August 27, 1966: This short article appeared in Billboard Magazine. It noted Judy’s split from Capitol Records (she had been with the label since 1955), and her appearance at the El Patio nightclub in Mexico City. Note how the article talks about her opening in the future tense but adds “17” in parentheses. This is because Judy’s opening at the club had happened prior to the printing of the article but obviously not before it was written.
August 27, 1966 – Billboard article
Capitol, Garland Call It End Of Rainbow; She Forms Co.
by David M. Kelleghan
MEXICO CITY – Judy Garland’s new company, Weatherby Records, will release her first LP in about four months, according to the artist who’s here to open the El Patio club Wednesday (17).
The singer owns 50 per cent of the new company, she revealed. Name of owner of the 50 per cent was not revealed.
All songs on her new LP will be new, but have not yet been taped, though many have been selected.
Asked why she didn’t renew her contract with Capitol, Miss Garland replied, “I didn’t leave Capitol – they fired me. But I’m glad it happened: now I can record for my own company.”

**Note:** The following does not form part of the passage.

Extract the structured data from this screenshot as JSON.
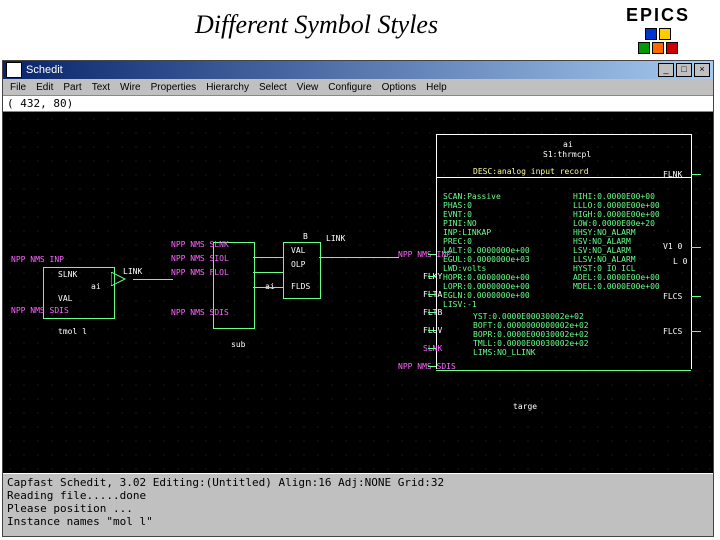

Her show here includes 50 local musicians directed by Peter Candoli. She’ll appear alone in a show which is a mixture of the Palladium and Carnegie shows, according to artistic director, Steve Papich, who put the show together. Entire production is costing the Patio $35,000 nightly (two shows on Saturday). This will be the highest ever paid for a show, although highest single artist total collected in Mexico by a foreigner was Marlene Dietrich’s $3,00 nightly for 10 nights at the Terraza Cassino when it was under Leon management.
Only other American in the show is drummer Bruce Ortinan.
Eddie Fisher and Arthur Len of the Sahara (Las Vegas) are expected for the opening.
Photos: Judy performing at the El Patio.